1. No credit cards
I wish I had never gotten a credit card in college. It was by far the worst mistake of my entire college career. I definitely had the “well, I’ll put on my credit card and pay it off eventually” mentality. That eventually was almost 10 years in my case because every time I saw something I wanted, on to the credit card it went, no second thought, and I always paid the minimum. Bad, bad idea.
When might a credit card be okay
Credit cards aren’t necessarily the devil. We need credit to build up our scores so that we are credit worthy for when we decide to do a big purchase, I.e. a car or home. But, make sure you or your child has a low limit credit card (and don’t allow the credit card to increase the limit automatically) and make the student get into the habit of paying the balance in full monthly, not you parents, them. Teach them financial responsibility.
Another side note
You don’t need a credit card to build credit. Buying anything that requires a loan works too. Many car manufacturers have first time buyer programs that offer low APRs. Taking out a small student loan works as well.
2. Not using my loans for things other than school and housing
I’m definitely guilty of using my loans for more than tuition, books and a place to live. Again, I convinced myself it would be okay because I would eventually pay it back. See the mind set I had? It really has set me up for a long fight against my debt.
I should have calculated each semester how much I needed for tuition, books and housing then returned the rest. I would probably only have about 2/3 of the student loan debt that I have now. Make this a family activity if you’re a parent with a college student.
3. Get an internship
Strange, out of place advice, right? Here’s my thought process: it will increase the likelihood of a job right out of graduation and allow you to have better earning potential. Better earning potential= greater ease in repaying student debt.
4. Make paying back any debt post graduation your top priority
Pretty self explanatory. Don’t go out and buy a car or move into a luxury apartment straight out the gate. Take the aggressive stance toward student debt and make that your absolute top priority to kill right out of undergrad.
5. Pay off debt before grad school
If you decide to go to grad school, wait until you’ve paid off your undergrad student debt. I can’t think of any grad program you have to do right after undergrad. It’s nice to go straight to grad school right after undergrad, but you’re only accruing more debt if you sit on any undergrad debt while in grad school. You build interest on unsubsidized loans no matter what, kids.

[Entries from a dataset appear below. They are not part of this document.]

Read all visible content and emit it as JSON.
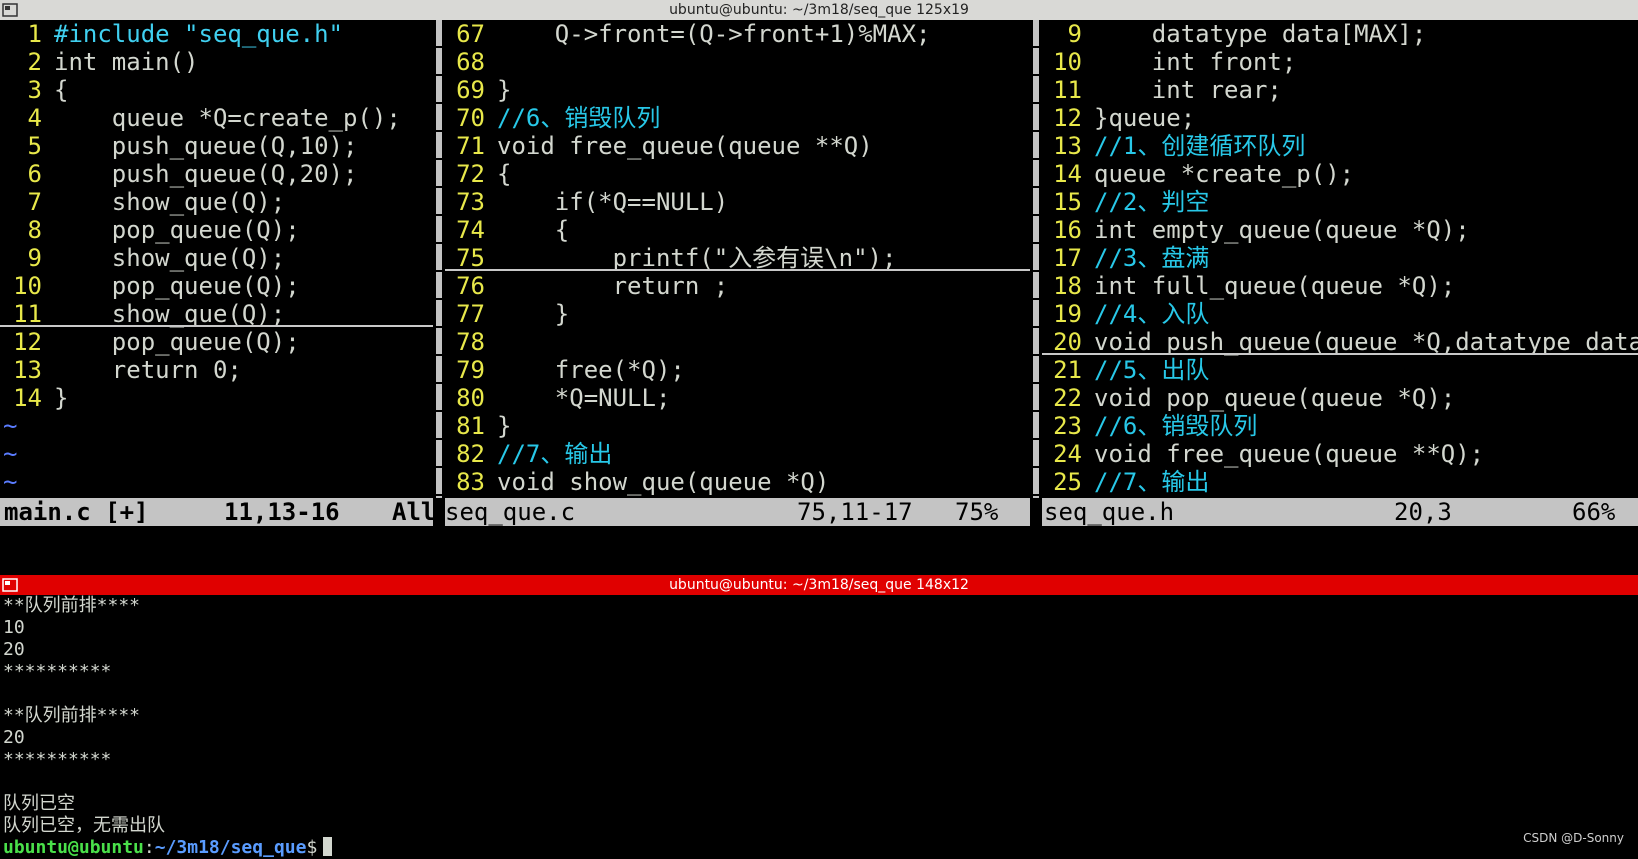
{
  "top_window": {
    "title": "ubuntu@ubuntu: ~/3m18/seq_que 125x19"
  },
  "bottom_window": {
    "title": "ubuntu@ubuntu: ~/3m18/seq_que 148x12"
  },
  "panes": {
    "left": {
      "lines": [
        {
          "n": "1",
          "t": "#include \"seq_que.h\""
        },
        {
          "n": "2",
          "t": "int main()"
        },
        {
          "n": "3",
          "t": "{"
        },
        {
          "n": "4",
          "t": "    queue *Q=create_p();"
        },
        {
          "n": "5",
          "t": "    push_queue(Q,10);"
        },
        {
          "n": "6",
          "t": "    push_queue(Q,20);"
        },
        {
          "n": "7",
          "t": "    show_que(Q);"
        },
        {
          "n": "8",
          "t": "    pop_queue(Q);"
        },
        {
          "n": "9",
          "t": "    show_que(Q);"
        },
        {
          "n": "10",
          "t": "    pop_queue(Q);"
        },
        {
          "n": "11",
          "t": "    show_que(Q);"
        },
        {
          "n": "12",
          "t": "    pop_queue(Q);"
        },
        {
          "n": "13",
          "t": "    return 0;"
        },
        {
          "n": "14",
          "t": "}"
        }
      ],
      "tilde": "~",
      "status": {
        "name": "main.c [+]",
        "pos": "11,13-16",
        "pct": "All"
      }
    },
    "mid": {
      "lines": [
        {
          "n": "67",
          "t": "    Q->front=(Q->front+1)%MAX;"
        },
        {
          "n": "68",
          "t": ""
        },
        {
          "n": "69",
          "t": "}"
        },
        {
          "n": "70",
          "t": "//6、销毁队列"
        },
        {
          "n": "71",
          "t": "void free_queue(queue **Q)"
        },
        {
          "n": "72",
          "t": "{"
        },
        {
          "n": "73",
          "t": "    if(*Q==NULL)"
        },
        {
          "n": "74",
          "t": "    {"
        },
        {
          "n": "75",
          "t": "        printf(\"入参有误\\n\");"
        },
        {
          "n": "76",
          "t": "        return ;"
        },
        {
          "n": "77",
          "t": "    }"
        },
        {
          "n": "78",
          "t": ""
        },
        {
          "n": "79",
          "t": "    free(*Q);"
        },
        {
          "n": "80",
          "t": "    *Q=NULL;"
        },
        {
          "n": "81",
          "t": "}"
        },
        {
          "n": "82",
          "t": "//7、输出"
        },
        {
          "n": "83",
          "t": "void show_que(queue *Q)"
        }
      ],
      "status": {
        "name": "seq_que.c",
        "pos": "75,11-17",
        "pct": "75%"
      }
    },
    "right": {
      "lines": [
        {
          "n": "9",
          "t": "    datatype data[MAX];"
        },
        {
          "n": "10",
          "t": "    int front;"
        },
        {
          "n": "11",
          "t": "    int rear;"
        },
        {
          "n": "12",
          "t": "}queue;"
        },
        {
          "n": "13",
          "t": "//1、创建循环队列"
        },
        {
          "n": "14",
          "t": "queue *create_p();"
        },
        {
          "n": "15",
          "t": "//2、判空"
        },
        {
          "n": "16",
          "t": "int empty_queue(queue *Q);"
        },
        {
          "n": "17",
          "t": "//3、盘满"
        },
        {
          "n": "18",
          "t": "int full_queue(queue *Q);"
        },
        {
          "n": "19",
          "t": "//4、入队"
        },
        {
          "n": "20",
          "t": "void push_queue(queue *Q,datatype data);"
        },
        {
          "n": "21",
          "t": "//5、出队"
        },
        {
          "n": "22",
          "t": "void pop_queue(queue *Q);"
        },
        {
          "n": "23",
          "t": "//6、销毁队列"
        },
        {
          "n": "24",
          "t": "void free_queue(queue **Q);"
        },
        {
          "n": "25",
          "t": "//7、输出"
        }
      ],
      "status": {
        "name": "seq_que.h",
        "pos": "20,3",
        "pct": "66%"
      }
    }
  },
  "terminal": {
    "lines": [
      "**队列前排****",
      "10",
      "20",
      "**********",
      "",
      "**队列前排****",
      "20",
      "**********",
      "",
      "队列已空",
      "队列已空，无需出队"
    ],
    "prompt_user": "ubuntu@ubuntu",
    "prompt_sep": ":",
    "prompt_path": "~/3m18/seq_que",
    "prompt_symbol": "$"
  },
  "watermark": "CSDN @D-Sonny",
  "colors": {
    "bottom_title_bg": "#e00000",
    "line_number": "#e8e84a",
    "comment": "#28c8e8",
    "type": "#4ae04a"
  }
}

Just do yourself the favor and wait a few years.
Admittedly, I had very little student loan debt after undergrad as my parents paid for a vast majority of undergrad. But, I was irresponsible with credit, bought a car after I graduate (used, not new, but still) and didn’t plan properly for or during grad school. I wish I could go back in time and change it, but it is what it is and I’m at least taking responsibility now. And I can help save others from making the same mistakes.

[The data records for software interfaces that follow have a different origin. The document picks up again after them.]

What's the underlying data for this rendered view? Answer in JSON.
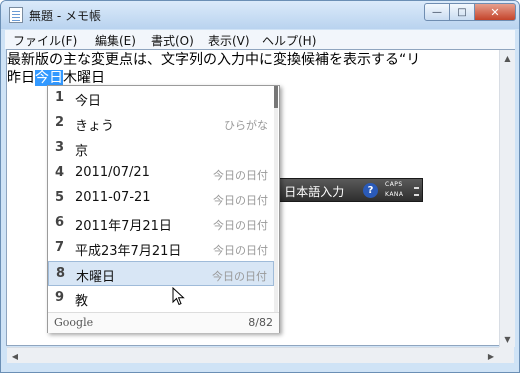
{
  "window": {
    "title": "無題 - メモ帳",
    "minimize_glyph": "—",
    "maximize_glyph": "□",
    "close_glyph": "✕"
  },
  "menu": [
    {
      "label": "ファイル(F)"
    },
    {
      "label": "編集(E)"
    },
    {
      "label": "書式(O)"
    },
    {
      "label": "表示(V)"
    },
    {
      "label": "ヘルプ(H)"
    }
  ],
  "document": {
    "line1": "最新版の主な変更点は、文字列の入力中に変換候補を表示する“リ",
    "line2_prefix": "昨日",
    "line2_selected": "今日",
    "line2_converting": "木曜日"
  },
  "ime_toolbar": {
    "label": "e 日本語入力",
    "help_glyph": "?",
    "caps": "CAPS",
    "kana": "KANA"
  },
  "candidates": {
    "items": [
      {
        "num": "1",
        "text": "今日",
        "annotation": ""
      },
      {
        "num": "2",
        "text": "きょう",
        "annotation": "ひらがな"
      },
      {
        "num": "3",
        "text": "京",
        "annotation": ""
      },
      {
        "num": "4",
        "text": "2011/07/21",
        "annotation": "今日の日付"
      },
      {
        "num": "5",
        "text": "2011-07-21",
        "annotation": "今日の日付"
      },
      {
        "num": "6",
        "text": "2011年7月21日",
        "annotation": "今日の日付"
      },
      {
        "num": "7",
        "text": "平成23年7月21日",
        "annotation": "今日の日付"
      },
      {
        "num": "8",
        "text": "木曜日",
        "annotation": "今日の日付"
      },
      {
        "num": "9",
        "text": "教",
        "annotation": ""
      }
    ],
    "selected_index": 8,
    "footer_brand": "Google",
    "page_indicator": "8/82"
  },
  "scrollbar_glyphs": {
    "up": "▲",
    "down": "▼",
    "left": "◀",
    "right": "▶"
  },
  "colors": {
    "selection": "#3399ff",
    "close_button": "#c4432a",
    "candidate_highlight": "#d8e6f5"
  }
}
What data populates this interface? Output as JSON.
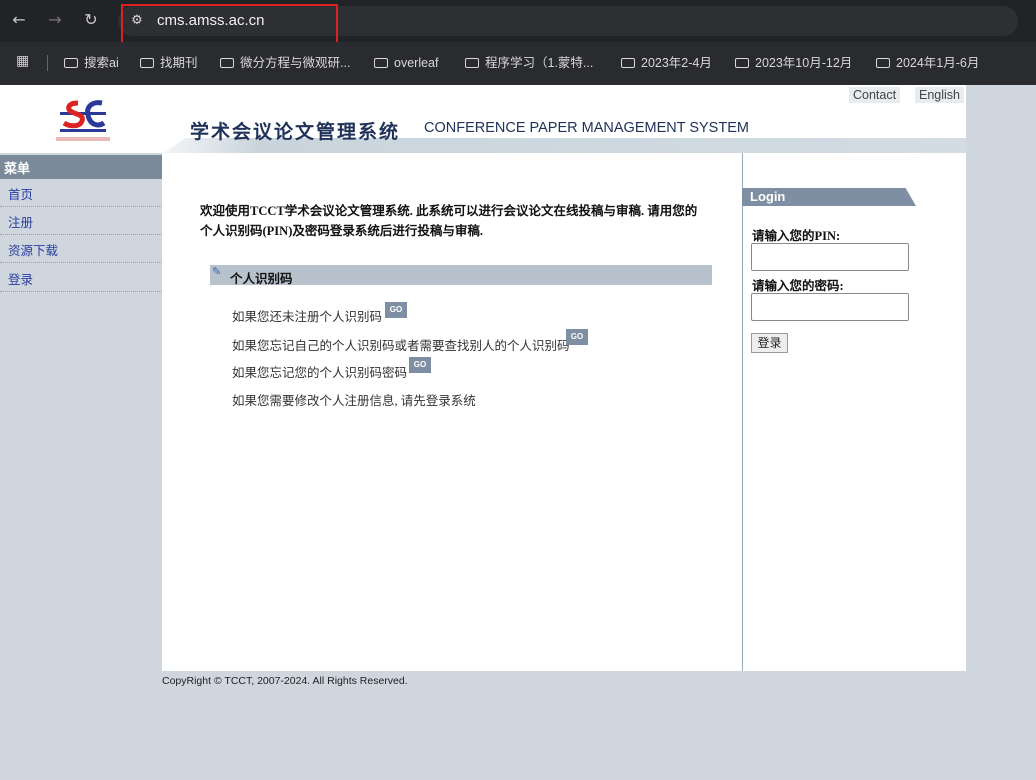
{
  "browser": {
    "url": "cms.amss.ac.cn",
    "bookmarks": [
      "搜索ai",
      "找期刊",
      "微分方程与微观研...",
      "overleaf",
      "程序学习（1.蒙特...",
      "2023年2-4月",
      "2023年10月-12月",
      "2024年1月-6月"
    ]
  },
  "header": {
    "title_cn": "学术会议论文管理系统",
    "title_en": "CONFERENCE PAPER MANAGEMENT SYSTEM",
    "links": {
      "contact": "Contact",
      "english": "English"
    }
  },
  "menu": {
    "heading": "菜单",
    "items": [
      "首页",
      "注册",
      "资源下载",
      "登录"
    ]
  },
  "main": {
    "welcome_line1": "欢迎使用TCCT学术会议论文管理系统. 此系统可以进行会议论文在线投稿与审稿. 请用您的",
    "welcome_line2": "个人识别码(PIN)及密码登录系统后进行投稿与审稿.",
    "section_title": "个人识别码",
    "rows": [
      "如果您还未注册个人识别码",
      "如果您忘记自己的个人识别码或者需要查找别人的个人识别码",
      "如果您忘记您的个人识别码密码",
      "如果您需要修改个人注册信息, 请先登录系统"
    ],
    "go_label": "GO"
  },
  "login": {
    "heading": "Login",
    "pin_label": "请输入您的PIN:",
    "password_label": "请输入您的密码:",
    "button": "登录"
  },
  "footer": "CopyRight © TCCT, 2007-2024. All Rights Reserved.",
  "colors": {
    "accent": "#7f8fa3",
    "menu_link": "#2a3ea0",
    "highlight": "#e02020"
  }
}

Oh, and parents, you should start saving for your child’s education when they are born, not wait to worry about it until they are already there, no matter how little you make.